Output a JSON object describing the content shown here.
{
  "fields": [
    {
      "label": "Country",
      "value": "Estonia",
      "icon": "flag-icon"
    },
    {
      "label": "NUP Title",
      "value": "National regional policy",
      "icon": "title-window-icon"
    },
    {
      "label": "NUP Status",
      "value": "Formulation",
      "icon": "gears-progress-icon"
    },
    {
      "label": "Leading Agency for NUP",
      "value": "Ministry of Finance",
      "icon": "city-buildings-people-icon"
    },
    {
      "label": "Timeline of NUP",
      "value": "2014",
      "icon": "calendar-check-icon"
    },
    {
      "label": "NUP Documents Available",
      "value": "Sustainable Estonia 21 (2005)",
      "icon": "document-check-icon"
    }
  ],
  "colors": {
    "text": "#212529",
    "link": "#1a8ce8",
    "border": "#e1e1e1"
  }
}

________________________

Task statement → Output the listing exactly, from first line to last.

Exercise answer →
Output a JSON object describing the content shown here.
{
  "fields": [
    {
      "label": "Country",
      "value": "Estonia",
      "icon": "flag-icon"
    },
    {
      "label": "NUP Title",
      "value": "National regional policy",
      "icon": "title-window-icon"
    },
    {
      "label": "NUP Status",
      "value": "Formulation",
      "icon": "gears-progress-icon"
    },
    {
      "label": "Leading Agency for NUP",
      "value": "Ministry of Finance",
      "icon": "city-buildings-people-icon"
    },
    {
      "label": "Timeline of NUP",
      "value": "2014",
      "icon": "calendar-check-icon"
    },
    {
      "label": "NUP Documents Available",
      "value": "Sustainable Estonia 21 (2005)",
      "icon": "document-check-icon"
    }
  ],
  "colors": {
    "text": "#212529",
    "link": "#1a8ce8",
    "border": "#e1e1e1"
  }
}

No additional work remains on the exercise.